Saved data entries
++++++++++

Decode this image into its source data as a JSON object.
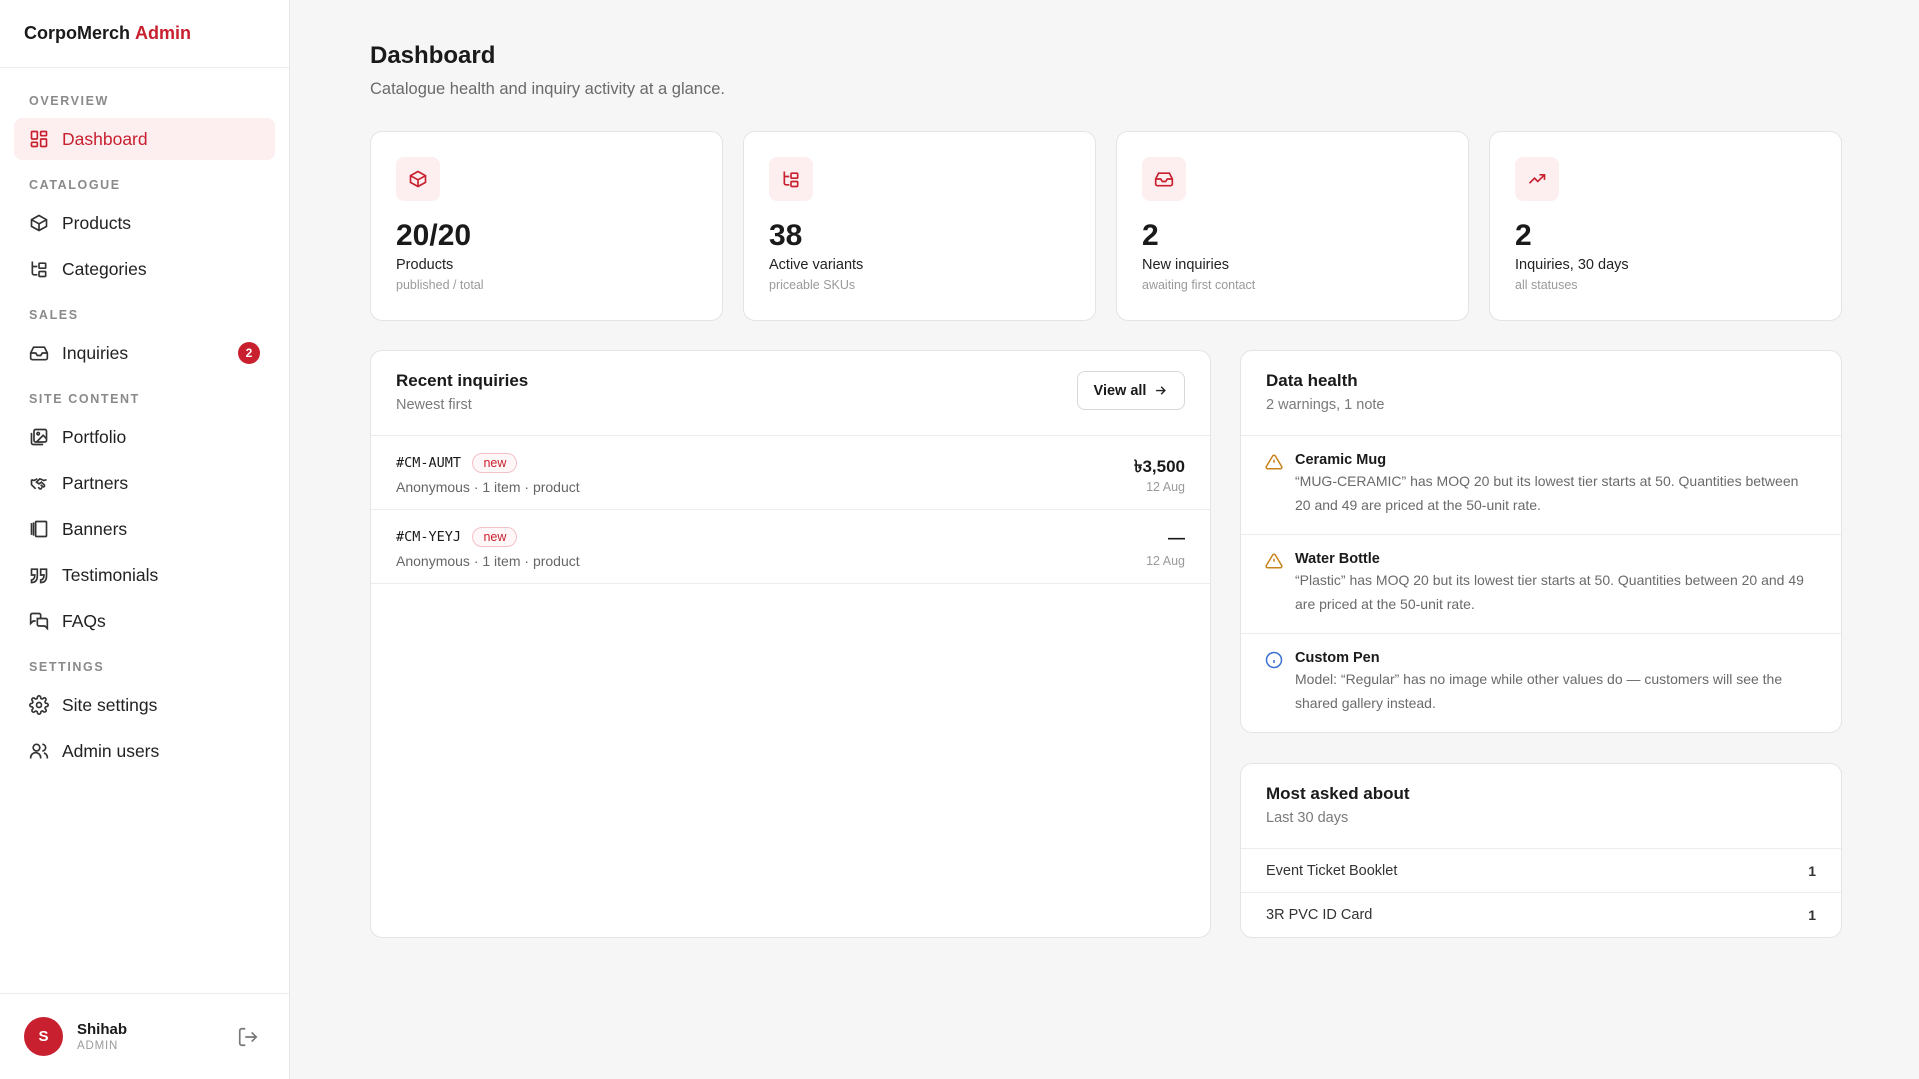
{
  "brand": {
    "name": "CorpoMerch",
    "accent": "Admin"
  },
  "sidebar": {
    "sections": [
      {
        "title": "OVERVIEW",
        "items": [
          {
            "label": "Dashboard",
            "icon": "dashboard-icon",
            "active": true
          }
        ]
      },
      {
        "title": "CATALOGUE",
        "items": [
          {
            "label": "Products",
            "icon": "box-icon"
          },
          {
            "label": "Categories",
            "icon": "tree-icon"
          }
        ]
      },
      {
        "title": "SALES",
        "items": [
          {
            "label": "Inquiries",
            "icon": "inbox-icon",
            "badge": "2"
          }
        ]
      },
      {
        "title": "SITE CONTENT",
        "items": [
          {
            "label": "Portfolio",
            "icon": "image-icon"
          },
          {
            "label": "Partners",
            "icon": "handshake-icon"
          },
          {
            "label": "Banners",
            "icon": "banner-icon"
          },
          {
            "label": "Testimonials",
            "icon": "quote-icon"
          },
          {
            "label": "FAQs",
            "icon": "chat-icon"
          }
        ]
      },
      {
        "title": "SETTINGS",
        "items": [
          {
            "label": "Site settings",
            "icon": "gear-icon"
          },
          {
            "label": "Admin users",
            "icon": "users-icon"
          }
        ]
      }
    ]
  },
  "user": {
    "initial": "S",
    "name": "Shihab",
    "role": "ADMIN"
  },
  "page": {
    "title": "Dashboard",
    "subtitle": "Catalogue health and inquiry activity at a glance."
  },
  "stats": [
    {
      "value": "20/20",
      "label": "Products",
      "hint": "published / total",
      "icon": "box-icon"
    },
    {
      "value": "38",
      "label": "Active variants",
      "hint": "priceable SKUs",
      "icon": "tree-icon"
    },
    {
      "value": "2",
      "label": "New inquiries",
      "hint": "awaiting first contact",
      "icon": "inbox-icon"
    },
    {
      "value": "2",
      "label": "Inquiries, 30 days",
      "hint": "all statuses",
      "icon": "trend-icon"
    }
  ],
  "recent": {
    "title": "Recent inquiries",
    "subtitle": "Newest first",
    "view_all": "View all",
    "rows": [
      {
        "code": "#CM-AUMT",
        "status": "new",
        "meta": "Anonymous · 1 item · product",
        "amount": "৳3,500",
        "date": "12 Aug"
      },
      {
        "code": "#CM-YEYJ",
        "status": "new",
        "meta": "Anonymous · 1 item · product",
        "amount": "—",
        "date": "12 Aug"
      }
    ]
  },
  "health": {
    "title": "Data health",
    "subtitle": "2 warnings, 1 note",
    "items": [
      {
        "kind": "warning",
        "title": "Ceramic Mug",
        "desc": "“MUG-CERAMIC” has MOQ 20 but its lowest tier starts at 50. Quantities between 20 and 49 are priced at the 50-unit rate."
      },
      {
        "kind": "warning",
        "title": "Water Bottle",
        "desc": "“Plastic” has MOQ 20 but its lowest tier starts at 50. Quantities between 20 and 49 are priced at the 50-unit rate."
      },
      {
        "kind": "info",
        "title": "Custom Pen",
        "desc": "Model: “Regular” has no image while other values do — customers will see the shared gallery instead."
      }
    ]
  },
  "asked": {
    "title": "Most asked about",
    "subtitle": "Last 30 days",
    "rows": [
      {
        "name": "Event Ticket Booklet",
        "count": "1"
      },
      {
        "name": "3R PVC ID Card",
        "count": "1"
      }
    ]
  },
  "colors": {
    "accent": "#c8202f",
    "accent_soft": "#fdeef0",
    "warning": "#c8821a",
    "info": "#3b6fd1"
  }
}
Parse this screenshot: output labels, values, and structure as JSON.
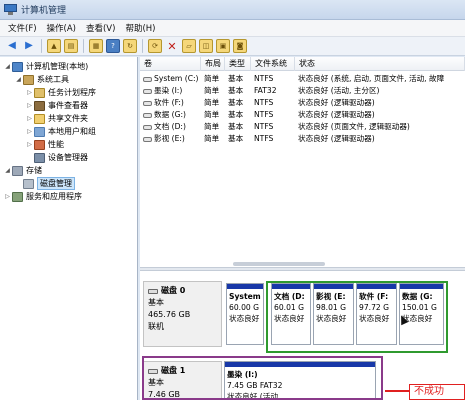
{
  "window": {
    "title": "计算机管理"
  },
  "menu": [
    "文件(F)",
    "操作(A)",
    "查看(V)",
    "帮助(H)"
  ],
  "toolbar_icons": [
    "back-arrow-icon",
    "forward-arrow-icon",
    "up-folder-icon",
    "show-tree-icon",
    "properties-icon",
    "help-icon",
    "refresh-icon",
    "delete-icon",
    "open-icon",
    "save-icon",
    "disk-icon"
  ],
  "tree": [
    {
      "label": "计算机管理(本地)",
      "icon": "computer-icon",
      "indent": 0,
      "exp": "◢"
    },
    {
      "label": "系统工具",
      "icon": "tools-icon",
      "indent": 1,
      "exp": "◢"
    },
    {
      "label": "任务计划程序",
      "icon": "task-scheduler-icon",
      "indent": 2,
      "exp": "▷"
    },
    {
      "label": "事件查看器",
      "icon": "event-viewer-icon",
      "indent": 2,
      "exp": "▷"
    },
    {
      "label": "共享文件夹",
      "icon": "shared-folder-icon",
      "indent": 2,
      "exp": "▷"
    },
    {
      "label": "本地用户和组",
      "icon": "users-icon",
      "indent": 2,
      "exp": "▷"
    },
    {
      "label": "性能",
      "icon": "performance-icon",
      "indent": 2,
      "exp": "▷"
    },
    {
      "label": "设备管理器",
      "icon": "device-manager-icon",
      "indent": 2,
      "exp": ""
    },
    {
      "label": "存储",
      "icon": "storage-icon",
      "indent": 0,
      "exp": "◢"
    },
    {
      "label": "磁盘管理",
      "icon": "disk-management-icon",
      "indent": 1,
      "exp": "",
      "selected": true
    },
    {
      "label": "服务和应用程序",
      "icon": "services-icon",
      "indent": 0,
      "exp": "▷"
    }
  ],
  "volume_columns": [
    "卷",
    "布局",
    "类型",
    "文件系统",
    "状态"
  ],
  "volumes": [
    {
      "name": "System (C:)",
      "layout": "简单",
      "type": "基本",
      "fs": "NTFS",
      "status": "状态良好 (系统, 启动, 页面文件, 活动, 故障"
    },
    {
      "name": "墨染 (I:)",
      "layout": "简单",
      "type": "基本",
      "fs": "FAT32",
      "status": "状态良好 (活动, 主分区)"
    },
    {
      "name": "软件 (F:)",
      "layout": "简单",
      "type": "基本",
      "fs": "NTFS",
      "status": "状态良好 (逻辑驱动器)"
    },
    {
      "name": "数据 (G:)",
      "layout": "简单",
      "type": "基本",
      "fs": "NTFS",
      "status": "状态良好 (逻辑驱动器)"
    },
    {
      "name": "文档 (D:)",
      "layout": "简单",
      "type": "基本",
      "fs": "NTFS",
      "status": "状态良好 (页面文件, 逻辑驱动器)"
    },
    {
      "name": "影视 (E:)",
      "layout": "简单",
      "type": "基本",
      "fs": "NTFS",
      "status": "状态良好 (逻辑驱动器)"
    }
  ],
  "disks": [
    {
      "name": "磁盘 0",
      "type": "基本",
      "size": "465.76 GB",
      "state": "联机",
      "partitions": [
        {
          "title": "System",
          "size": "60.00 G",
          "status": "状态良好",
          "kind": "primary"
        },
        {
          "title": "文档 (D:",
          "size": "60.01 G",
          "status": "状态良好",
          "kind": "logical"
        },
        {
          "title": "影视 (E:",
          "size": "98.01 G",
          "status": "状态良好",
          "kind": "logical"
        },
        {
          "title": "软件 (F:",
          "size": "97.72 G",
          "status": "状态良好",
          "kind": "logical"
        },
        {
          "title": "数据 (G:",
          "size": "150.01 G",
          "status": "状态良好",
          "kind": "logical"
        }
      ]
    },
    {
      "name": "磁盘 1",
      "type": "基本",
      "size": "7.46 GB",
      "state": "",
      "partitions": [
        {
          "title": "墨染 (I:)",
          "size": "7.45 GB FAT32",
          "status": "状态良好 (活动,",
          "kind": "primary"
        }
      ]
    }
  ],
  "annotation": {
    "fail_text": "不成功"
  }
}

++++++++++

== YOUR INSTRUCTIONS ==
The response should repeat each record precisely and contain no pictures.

== OUTPUT BELOW ==
Decode this image into its source data as a JSON object.
{
  "brand": {
    "name": "CorpoMerch",
    "accent": "Admin"
  },
  "sidebar": {
    "sections": [
      {
        "title": "OVERVIEW",
        "items": [
          {
            "label": "Dashboard",
            "icon": "dashboard-icon",
            "active": true
          }
        ]
      },
      {
        "title": "CATALOGUE",
        "items": [
          {
            "label": "Products",
            "icon": "box-icon"
          },
          {
            "label": "Categories",
            "icon": "tree-icon"
          }
        ]
      },
      {
        "title": "SALES",
        "items": [
          {
            "label": "Inquiries",
            "icon": "inbox-icon",
            "badge": "2"
          }
        ]
      },
      {
        "title": "SITE CONTENT",
        "items": [
          {
            "label": "Portfolio",
            "icon": "image-icon"
          },
          {
            "label": "Partners",
            "icon": "handshake-icon"
          },
          {
            "label": "Banners",
            "icon": "banner-icon"
          },
          {
            "label": "Testimonials",
            "icon": "quote-icon"
          },
          {
            "label": "FAQs",
            "icon": "chat-icon"
          }
        ]
      },
      {
        "title": "SETTINGS",
        "items": [
          {
            "label": "Site settings",
            "icon": "gear-icon"
          },
          {
            "label": "Admin users",
            "icon": "users-icon"
          }
        ]
      }
    ]
  },
  "user": {
    "initial": "S",
    "name": "Shihab",
    "role": "ADMIN"
  },
  "page": {
    "title": "Dashboard",
    "subtitle": "Catalogue health and inquiry activity at a glance."
  },
  "stats": [
    {
      "value": "20/20",
      "label": "Products",
      "hint": "published / total",
      "icon": "box-icon"
    },
    {
      "value": "38",
      "label": "Active variants",
      "hint": "priceable SKUs",
      "icon": "tree-icon"
    },
    {
      "value": "2",
      "label": "New inquiries",
      "hint": "awaiting first contact",
      "icon": "inbox-icon"
    },
    {
      "value": "2",
      "label": "Inquiries, 30 days",
      "hint": "all statuses",
      "icon": "trend-icon"
    }
  ],
  "recent": {
    "title": "Recent inquiries",
    "subtitle": "Newest first",
    "view_all": "View all",
    "rows": [
      {
        "code": "#CM-AUMT",
        "status": "new",
        "meta": "Anonymous · 1 item · product",
        "amount": "৳3,500",
        "date": "12 Aug"
      },
      {
        "code": "#CM-YEYJ",
        "status": "new",
        "meta": "Anonymous · 1 item · product",
        "amount": "—",
        "date": "12 Aug"
      }
    ]
  },
  "health": {
    "title": "Data health",
    "subtitle": "2 warnings, 1 note",
    "items": [
      {
        "kind": "warning",
        "title": "Ceramic Mug",
        "desc": "“MUG-CERAMIC” has MOQ 20 but its lowest tier starts at 50. Quantities between 20 and 49 are priced at the 50-unit rate."
      },
      {
        "kind": "warning",
        "title": "Water Bottle",
        "desc": "“Plastic” has MOQ 20 but its lowest tier starts at 50. Quantities between 20 and 49 are priced at the 50-unit rate."
      },
      {
        "kind": "info",
        "title": "Custom Pen",
        "desc": "Model: “Regular” has no image while other values do — customers will see the shared gallery instead."
      }
    ]
  },
  "asked": {
    "title": "Most asked about",
    "subtitle": "Last 30 days",
    "rows": [
      {
        "name": "Event Ticket Booklet",
        "count": "1"
      },
      {
        "name": "3R PVC ID Card",
        "count": "1"
      }
    ]
  },
  "colors": {
    "accent": "#c8202f",
    "accent_soft": "#fdeef0",
    "warning": "#c8821a",
    "info": "#3b6fd1"
  }
}
Parse this screenshot: output labels, values, and structure as JSON.
{
  "window": {
    "title": "计算机管理"
  },
  "menu": [
    "文件(F)",
    "操作(A)",
    "查看(V)",
    "帮助(H)"
  ],
  "toolbar_icons": [
    "back-arrow-icon",
    "forward-arrow-icon",
    "up-folder-icon",
    "show-tree-icon",
    "properties-icon",
    "help-icon",
    "refresh-icon",
    "delete-icon",
    "open-icon",
    "save-icon",
    "disk-icon"
  ],
  "tree": [
    {
      "label": "计算机管理(本地)",
      "icon": "computer-icon",
      "indent": 0,
      "exp": "◢"
    },
    {
      "label": "系统工具",
      "icon": "tools-icon",
      "indent": 1,
      "exp": "◢"
    },
    {
      "label": "任务计划程序",
      "icon": "task-scheduler-icon",
      "indent": 2,
      "exp": "▷"
    },
    {
      "label": "事件查看器",
      "icon": "event-viewer-icon",
      "indent": 2,
      "exp": "▷"
    },
    {
      "label": "共享文件夹",
      "icon": "shared-folder-icon",
      "indent": 2,
      "exp": "▷"
    },
    {
      "label": "本地用户和组",
      "icon": "users-icon",
      "indent": 2,
      "exp": "▷"
    },
    {
      "label": "性能",
      "icon": "performance-icon",
      "indent": 2,
      "exp": "▷"
    },
    {
      "label": "设备管理器",
      "icon": "device-manager-icon",
      "indent": 2,
      "exp": ""
    },
    {
      "label": "存储",
      "icon": "storage-icon",
      "indent": 0,
      "exp": "◢"
    },
    {
      "label": "磁盘管理",
      "icon": "disk-management-icon",
      "indent": 1,
      "exp": "",
      "selected": true
    },
    {
      "label": "服务和应用程序",
      "icon": "services-icon",
      "indent": 0,
      "exp": "▷"
    }
  ],
  "volume_columns": [
    "卷",
    "布局",
    "类型",
    "文件系统",
    "状态"
  ],
  "volumes": [
    {
      "name": "System (C:)",
      "layout": "简单",
      "type": "基本",
      "fs": "NTFS",
      "status": "状态良好 (系统, 启动, 页面文件, 活动, 故障"
    },
    {
      "name": "墨染 (I:)",
      "layout": "简单",
      "type": "基本",
      "fs": "FAT32",
      "status": "状态良好 (活动, 主分区)"
    },
    {
      "name": "软件 (F:)",
      "layout": "简单",
      "type": "基本",
      "fs": "NTFS",
      "status": "状态良好 (逻辑驱动器)"
    },
    {
      "name": "数据 (G:)",
      "layout": "简单",
      "type": "基本",
      "fs": "NTFS",
      "status": "状态良好 (逻辑驱动器)"
    },
    {
      "name": "文档 (D:)",
      "layout": "简单",
      "type": "基本",
      "fs": "NTFS",
      "status": "状态良好 (页面文件, 逻辑驱动器)"
    },
    {
      "name": "影视 (E:)",
      "layout": "简单",
      "type": "基本",
      "fs": "NTFS",
      "status": "状态良好 (逻辑驱动器)"
    }
  ],
  "disks": [
    {
      "name": "磁盘 0",
      "type": "基本",
      "size": "465.76 GB",
      "state": "联机",
      "partitions": [
        {
          "title": "System",
          "size": "60.00 G",
          "status": "状态良好",
          "kind": "primary"
        },
        {
          "title": "文档 (D:",
          "size": "60.01 G",
          "status": "状态良好",
          "kind": "logical"
        },
        {
          "title": "影视 (E:",
          "size": "98.01 G",
          "status": "状态良好",
          "kind": "logical"
        },
        {
          "title": "软件 (F:",
          "size": "97.72 G",
          "status": "状态良好",
          "kind": "logical"
        },
        {
          "title": "数据 (G:",
          "size": "150.01 G",
          "status": "状态良好",
          "kind": "logical"
        }
      ]
    },
    {
      "name": "磁盘 1",
      "type": "基本",
      "size": "7.46 GB",
      "state": "",
      "partitions": [
        {
          "title": "墨染 (I:)",
          "size": "7.45 GB FAT32",
          "status": "状态良好 (活动,",
          "kind": "primary"
        }
      ]
    }
  ],
  "annotation": {
    "fail_text": "不成功"
  }
}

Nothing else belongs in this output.